Only the records, repeated exactly, should make up the response.

--- Record set Enclosed Below ---

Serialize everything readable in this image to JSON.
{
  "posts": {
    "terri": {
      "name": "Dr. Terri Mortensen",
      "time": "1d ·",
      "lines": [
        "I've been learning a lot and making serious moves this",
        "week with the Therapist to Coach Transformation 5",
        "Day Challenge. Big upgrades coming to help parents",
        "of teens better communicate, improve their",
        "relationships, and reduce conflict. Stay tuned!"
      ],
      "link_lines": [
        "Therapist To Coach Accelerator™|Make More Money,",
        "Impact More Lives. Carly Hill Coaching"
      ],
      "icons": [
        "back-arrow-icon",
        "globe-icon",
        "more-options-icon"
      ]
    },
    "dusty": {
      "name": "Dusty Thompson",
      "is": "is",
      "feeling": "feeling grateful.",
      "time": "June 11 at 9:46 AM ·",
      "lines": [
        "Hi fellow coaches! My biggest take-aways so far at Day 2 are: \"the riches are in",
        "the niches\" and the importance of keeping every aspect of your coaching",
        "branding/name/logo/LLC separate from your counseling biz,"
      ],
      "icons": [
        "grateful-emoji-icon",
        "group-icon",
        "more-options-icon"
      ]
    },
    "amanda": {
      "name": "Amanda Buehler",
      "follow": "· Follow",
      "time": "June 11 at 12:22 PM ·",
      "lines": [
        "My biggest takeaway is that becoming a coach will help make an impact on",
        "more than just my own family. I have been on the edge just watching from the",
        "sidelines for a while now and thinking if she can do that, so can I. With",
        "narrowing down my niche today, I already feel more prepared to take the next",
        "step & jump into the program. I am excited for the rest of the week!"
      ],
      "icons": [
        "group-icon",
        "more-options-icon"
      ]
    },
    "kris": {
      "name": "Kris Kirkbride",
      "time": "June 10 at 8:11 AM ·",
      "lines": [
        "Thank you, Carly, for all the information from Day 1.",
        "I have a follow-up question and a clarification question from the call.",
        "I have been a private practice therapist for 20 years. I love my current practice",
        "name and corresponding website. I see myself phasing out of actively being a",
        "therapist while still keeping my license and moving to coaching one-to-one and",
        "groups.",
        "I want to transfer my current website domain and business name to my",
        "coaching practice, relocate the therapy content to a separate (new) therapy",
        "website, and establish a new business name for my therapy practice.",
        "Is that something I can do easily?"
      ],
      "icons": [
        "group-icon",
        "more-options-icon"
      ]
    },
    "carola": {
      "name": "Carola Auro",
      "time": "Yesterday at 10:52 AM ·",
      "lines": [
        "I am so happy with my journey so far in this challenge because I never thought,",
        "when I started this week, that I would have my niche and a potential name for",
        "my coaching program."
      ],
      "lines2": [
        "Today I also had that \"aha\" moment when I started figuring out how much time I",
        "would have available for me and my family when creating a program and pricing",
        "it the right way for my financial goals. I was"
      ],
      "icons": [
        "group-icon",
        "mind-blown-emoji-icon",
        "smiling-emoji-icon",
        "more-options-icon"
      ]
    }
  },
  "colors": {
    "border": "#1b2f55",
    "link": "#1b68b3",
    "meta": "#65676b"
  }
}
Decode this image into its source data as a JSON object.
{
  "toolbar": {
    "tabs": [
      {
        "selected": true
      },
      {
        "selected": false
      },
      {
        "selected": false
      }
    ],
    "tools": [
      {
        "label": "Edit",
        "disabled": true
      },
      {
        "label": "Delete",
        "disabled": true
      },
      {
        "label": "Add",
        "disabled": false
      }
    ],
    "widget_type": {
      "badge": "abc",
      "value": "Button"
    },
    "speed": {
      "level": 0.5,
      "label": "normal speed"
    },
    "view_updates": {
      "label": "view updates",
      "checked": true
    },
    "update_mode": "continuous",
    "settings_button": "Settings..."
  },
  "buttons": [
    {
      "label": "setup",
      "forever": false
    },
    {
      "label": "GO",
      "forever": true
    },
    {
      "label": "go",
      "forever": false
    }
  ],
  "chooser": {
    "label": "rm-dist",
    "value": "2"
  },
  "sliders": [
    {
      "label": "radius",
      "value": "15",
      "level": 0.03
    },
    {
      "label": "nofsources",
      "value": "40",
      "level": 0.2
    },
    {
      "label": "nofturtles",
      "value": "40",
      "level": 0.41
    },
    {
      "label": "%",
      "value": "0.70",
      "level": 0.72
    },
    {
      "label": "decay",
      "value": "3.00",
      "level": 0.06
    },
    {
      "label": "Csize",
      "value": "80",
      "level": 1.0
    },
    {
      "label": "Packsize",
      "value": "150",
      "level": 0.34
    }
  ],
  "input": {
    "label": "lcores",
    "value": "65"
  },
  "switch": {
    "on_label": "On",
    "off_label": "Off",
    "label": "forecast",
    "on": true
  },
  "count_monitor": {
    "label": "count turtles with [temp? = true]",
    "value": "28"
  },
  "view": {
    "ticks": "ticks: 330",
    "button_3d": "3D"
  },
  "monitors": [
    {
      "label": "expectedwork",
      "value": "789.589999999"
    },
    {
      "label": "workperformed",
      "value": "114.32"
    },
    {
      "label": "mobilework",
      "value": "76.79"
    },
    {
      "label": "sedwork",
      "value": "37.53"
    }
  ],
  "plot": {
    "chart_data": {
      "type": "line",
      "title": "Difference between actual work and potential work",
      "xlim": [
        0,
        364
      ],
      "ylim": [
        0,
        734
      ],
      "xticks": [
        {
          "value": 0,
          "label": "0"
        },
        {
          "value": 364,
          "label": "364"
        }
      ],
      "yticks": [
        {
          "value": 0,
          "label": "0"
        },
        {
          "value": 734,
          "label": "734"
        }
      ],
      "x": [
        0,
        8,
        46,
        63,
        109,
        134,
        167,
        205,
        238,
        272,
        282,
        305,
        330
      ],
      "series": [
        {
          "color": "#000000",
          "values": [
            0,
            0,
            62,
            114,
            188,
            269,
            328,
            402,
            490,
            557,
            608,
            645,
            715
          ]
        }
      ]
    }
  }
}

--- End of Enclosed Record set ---

**Answer box**
Serialize everything readable in this image to JSON.
{
  "posts": {
    "terri": {
      "name": "Dr. Terri Mortensen",
      "time": "1d ·",
      "lines": [
        "I've been learning a lot and making serious moves this",
        "week with the Therapist to Coach Transformation 5",
        "Day Challenge. Big upgrades coming to help parents",
        "of teens better communicate, improve their",
        "relationships, and reduce conflict. Stay tuned!"
      ],
      "link_lines": [
        "Therapist To Coach Accelerator™|Make More Money,",
        "Impact More Lives. Carly Hill Coaching"
      ],
      "icons": [
        "back-arrow-icon",
        "globe-icon",
        "more-options-icon"
      ]
    },
    "dusty": {
      "name": "Dusty Thompson",
      "is": "is",
      "feeling": "feeling grateful.",
      "time": "June 11 at 9:46 AM ·",
      "lines": [
        "Hi fellow coaches! My biggest take-aways so far at Day 2 are: \"the riches are in",
        "the niches\" and the importance of keeping every aspect of your coaching",
        "branding/name/logo/LLC separate from your counseling biz,"
      ],
      "icons": [
        "grateful-emoji-icon",
        "group-icon",
        "more-options-icon"
      ]
    },
    "amanda": {
      "name": "Amanda Buehler",
      "follow": "· Follow",
      "time": "June 11 at 12:22 PM ·",
      "lines": [
        "My biggest takeaway is that becoming a coach will help make an impact on",
        "more than just my own family. I have been on the edge just watching from the",
        "sidelines for a while now and thinking if she can do that, so can I. With",
        "narrowing down my niche today, I already feel more prepared to take the next",
        "step & jump into the program. I am excited for the rest of the week!"
      ],
      "icons": [
        "group-icon",
        "more-options-icon"
      ]
    },
    "kris": {
      "name": "Kris Kirkbride",
      "time": "June 10 at 8:11 AM ·",
      "lines": [
        "Thank you, Carly, for all the information from Day 1.",
        "I have a follow-up question and a clarification question from the call.",
        "I have been a private practice therapist for 20 years. I love my current practice",
        "name and corresponding website. I see myself phasing out of actively being a",
        "therapist while still keeping my license and moving to coaching one-to-one and",
        "groups.",
        "I want to transfer my current website domain and business name to my",
        "coaching practice, relocate the therapy content to a separate (new) therapy",
        "website, and establish a new business name for my therapy practice.",
        "Is that something I can do easily?"
      ],
      "icons": [
        "group-icon",
        "more-options-icon"
      ]
    },
    "carola": {
      "name": "Carola Auro",
      "time": "Yesterday at 10:52 AM ·",
      "lines": [
        "I am so happy with my journey so far in this challenge because I never thought,",
        "when I started this week, that I would have my niche and a potential name for",
        "my coaching program."
      ],
      "lines2": [
        "Today I also had that \"aha\" moment when I started figuring out how much time I",
        "would have available for me and my family when creating a program and pricing",
        "it the right way for my financial goals. I was"
      ],
      "icons": [
        "group-icon",
        "mind-blown-emoji-icon",
        "smiling-emoji-icon",
        "more-options-icon"
      ]
    }
  },
  "colors": {
    "border": "#1b2f55",
    "link": "#1b68b3",
    "meta": "#65676b"
  }
}
Decode this image into its source data as a JSON object.
{
  "toolbar": {
    "tabs": [
      {
        "selected": true
      },
      {
        "selected": false
      },
      {
        "selected": false
      }
    ],
    "tools": [
      {
        "label": "Edit",
        "disabled": true
      },
      {
        "label": "Delete",
        "disabled": true
      },
      {
        "label": "Add",
        "disabled": false
      }
    ],
    "widget_type": {
      "badge": "abc",
      "value": "Button"
    },
    "speed": {
      "level": 0.5,
      "label": "normal speed"
    },
    "view_updates": {
      "label": "view updates",
      "checked": true
    },
    "update_mode": "continuous",
    "settings_button": "Settings..."
  },
  "buttons": [
    {
      "label": "setup",
      "forever": false
    },
    {
      "label": "GO",
      "forever": true
    },
    {
      "label": "go",
      "forever": false
    }
  ],
  "chooser": {
    "label": "rm-dist",
    "value": "2"
  },
  "sliders": [
    {
      "label": "radius",
      "value": "15",
      "level": 0.03
    },
    {
      "label": "nofsources",
      "value": "40",
      "level": 0.2
    },
    {
      "label": "nofturtles",
      "value": "40",
      "level": 0.41
    },
    {
      "label": "%",
      "value": "0.70",
      "level": 0.72
    },
    {
      "label": "decay",
      "value": "3.00",
      "level": 0.06
    },
    {
      "label": "Csize",
      "value": "80",
      "level": 1.0
    },
    {
      "label": "Packsize",
      "value": "150",
      "level": 0.34
    }
  ],
  "input": {
    "label": "lcores",
    "value": "65"
  },
  "switch": {
    "on_label": "On",
    "off_label": "Off",
    "label": "forecast",
    "on": true
  },
  "count_monitor": {
    "label": "count turtles with [temp? = true]",
    "value": "28"
  },
  "view": {
    "ticks": "ticks: 330",
    "button_3d": "3D"
  },
  "monitors": [
    {
      "label": "expectedwork",
      "value": "789.589999999"
    },
    {
      "label": "workperformed",
      "value": "114.32"
    },
    {
      "label": "mobilework",
      "value": "76.79"
    },
    {
      "label": "sedwork",
      "value": "37.53"
    }
  ],
  "plot": {
    "chart_data": {
      "type": "line",
      "title": "Difference between actual work and potential work",
      "xlim": [
        0,
        364
      ],
      "ylim": [
        0,
        734
      ],
      "xticks": [
        {
          "value": 0,
          "label": "0"
        },
        {
          "value": 364,
          "label": "364"
        }
      ],
      "yticks": [
        {
          "value": 0,
          "label": "0"
        },
        {
          "value": 734,
          "label": "734"
        }
      ],
      "x": [
        0,
        8,
        46,
        63,
        109,
        134,
        167,
        205,
        238,
        272,
        282,
        305,
        330
      ],
      "series": [
        {
          "color": "#000000",
          "values": [
            0,
            0,
            62,
            114,
            188,
            269,
            328,
            402,
            490,
            557,
            608,
            645,
            715
          ]
        }
      ]
    }
  }
}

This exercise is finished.